This low-budget 1982 drama was one of the first features directed by an African-American woman, but it's much more than a historical footnote. Formally and intellectually ambitious, it moves daringly between Bergmaneseque psychodrama and probing conversations on philosophy, race, and religion. A black philosophy professor at a New York college (Seret Scott), working on a paper about "ecstatic experience," starts to reevaluate her life and realizes that for years she's lived without passion. Writer-director Kathleen Collins charts the character's emotional breakdown subtly and perceptively, never drawing easy conclusions about her life. Bill Gunn gives a powerful performance as the woman's husband, an arrogant abstract painter; his unpredictable, deeply sympathetic work recalls such John Cassavetes films as Faces
and A Woman Under the Influence

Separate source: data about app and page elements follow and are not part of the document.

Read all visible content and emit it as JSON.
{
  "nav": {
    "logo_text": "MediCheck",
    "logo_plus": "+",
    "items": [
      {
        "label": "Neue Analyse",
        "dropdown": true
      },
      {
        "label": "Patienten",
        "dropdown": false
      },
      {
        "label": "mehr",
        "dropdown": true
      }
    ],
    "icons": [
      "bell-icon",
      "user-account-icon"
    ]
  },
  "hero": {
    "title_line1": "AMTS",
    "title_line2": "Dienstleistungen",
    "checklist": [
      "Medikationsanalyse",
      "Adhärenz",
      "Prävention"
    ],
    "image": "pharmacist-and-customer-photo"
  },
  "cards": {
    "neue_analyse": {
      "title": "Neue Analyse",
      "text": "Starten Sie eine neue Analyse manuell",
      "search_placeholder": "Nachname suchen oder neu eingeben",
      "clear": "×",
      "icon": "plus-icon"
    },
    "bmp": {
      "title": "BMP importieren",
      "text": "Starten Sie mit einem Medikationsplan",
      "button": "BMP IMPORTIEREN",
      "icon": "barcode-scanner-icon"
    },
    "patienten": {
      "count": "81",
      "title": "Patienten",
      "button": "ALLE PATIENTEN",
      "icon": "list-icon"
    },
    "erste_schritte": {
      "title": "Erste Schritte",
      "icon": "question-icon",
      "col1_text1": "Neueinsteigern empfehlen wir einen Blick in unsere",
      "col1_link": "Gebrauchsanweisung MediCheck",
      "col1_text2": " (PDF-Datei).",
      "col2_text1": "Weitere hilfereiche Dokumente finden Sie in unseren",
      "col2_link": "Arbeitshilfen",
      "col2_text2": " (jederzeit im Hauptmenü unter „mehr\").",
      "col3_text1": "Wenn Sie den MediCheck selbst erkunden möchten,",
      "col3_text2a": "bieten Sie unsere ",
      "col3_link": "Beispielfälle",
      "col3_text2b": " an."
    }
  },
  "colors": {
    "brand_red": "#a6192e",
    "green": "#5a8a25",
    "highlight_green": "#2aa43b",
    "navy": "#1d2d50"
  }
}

and makes for a compelling frisson with the cerebral script. With Billie Allen and Duane Jones.